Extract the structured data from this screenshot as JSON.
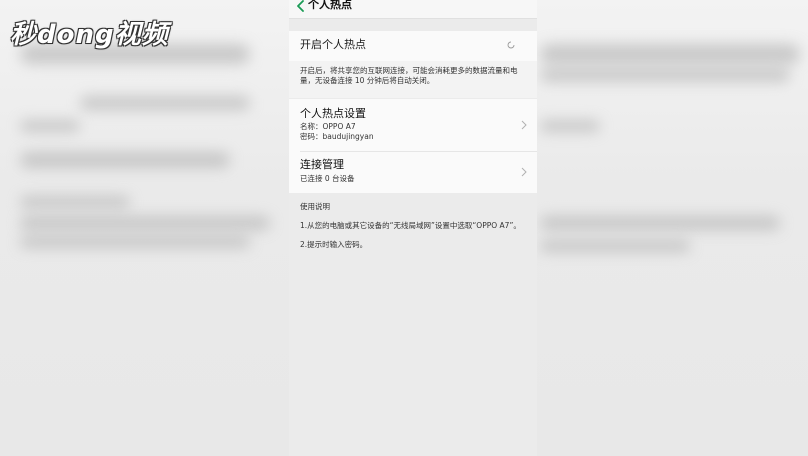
{
  "watermark": {
    "text": "秒dong视频"
  },
  "header": {
    "title": "个人热点",
    "back_icon": "chevron-left-icon",
    "accent": "#1a9b55"
  },
  "hotspot_toggle": {
    "label": "开启个人热点",
    "indicator_icon": "loading-spinner-icon"
  },
  "description": "开启后，将共享您的互联网连接，可能会消耗更多的数据流量和电量，无设备连接 10 分钟后将自动关闭。",
  "hotspot_settings": {
    "title": "个人热点设置",
    "name_line": "名称：OPPO A7",
    "password_line": "密码：baudujingyan",
    "chevron_icon": "chevron-right-icon"
  },
  "connection_management": {
    "title": "连接管理",
    "status": "已连接 0 台设备",
    "chevron_icon": "chevron-right-icon"
  },
  "usage": {
    "title": "使用说明",
    "line1": "1.从您的电脑或其它设备的“无线局域网”设置中选取“OPPO A7”。",
    "line2": "2.提示时输入密码。"
  }
}
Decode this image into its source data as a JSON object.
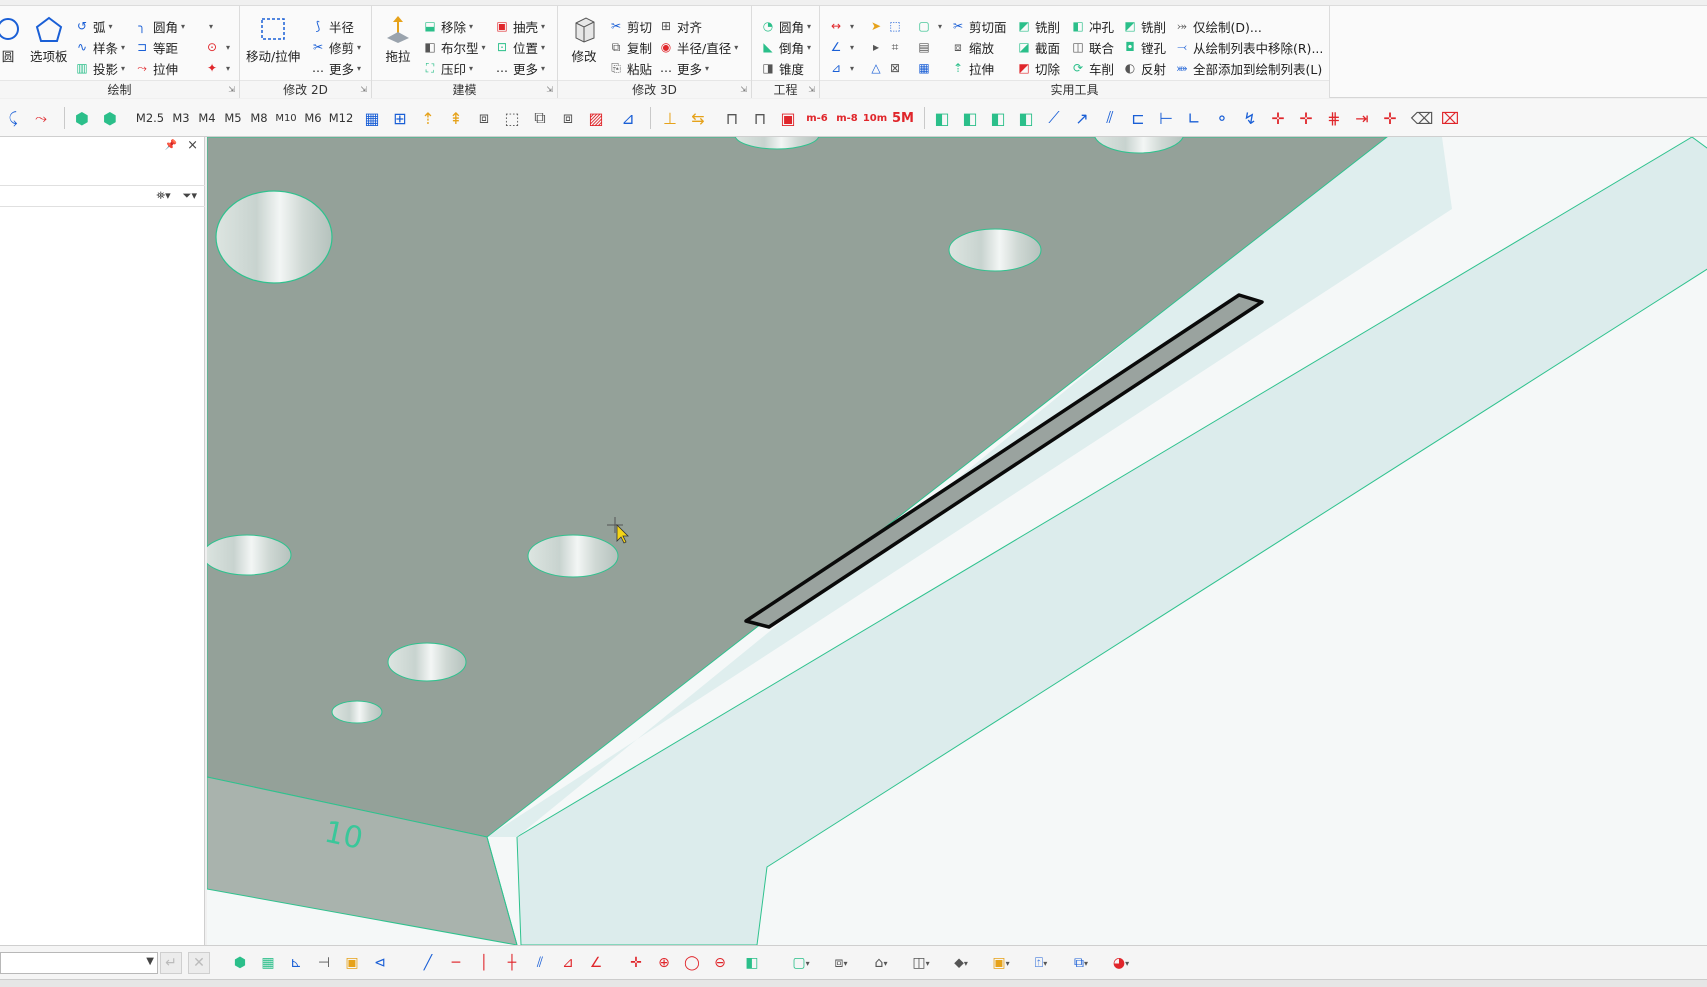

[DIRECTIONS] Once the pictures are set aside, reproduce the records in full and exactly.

[RESPONSE]
Extract the structured data from this screenshot as JSON.
{
  "watermark": {
    "text": "秒dong视频"
  },
  "header": {
    "title": "个人热点",
    "back_icon": "chevron-left-icon",
    "accent": "#1a9b55"
  },
  "hotspot_toggle": {
    "label": "开启个人热点",
    "indicator_icon": "loading-spinner-icon"
  },
  "description": "开启后，将共享您的互联网连接，可能会消耗更多的数据流量和电量，无设备连接 10 分钟后将自动关闭。",
  "hotspot_settings": {
    "title": "个人热点设置",
    "name_line": "名称：OPPO A7",
    "password_line": "密码：baudujingyan",
    "chevron_icon": "chevron-right-icon"
  },
  "connection_management": {
    "title": "连接管理",
    "status": "已连接 0 台设备",
    "chevron_icon": "chevron-right-icon"
  },
  "usage": {
    "title": "使用说明",
    "line1": "1.从您的电脑或其它设备的“无线局域网”设置中选取“OPPO A7”。",
    "line2": "2.提示时输入密码。"
  }
}
Decode this image into its source data as a JSON object.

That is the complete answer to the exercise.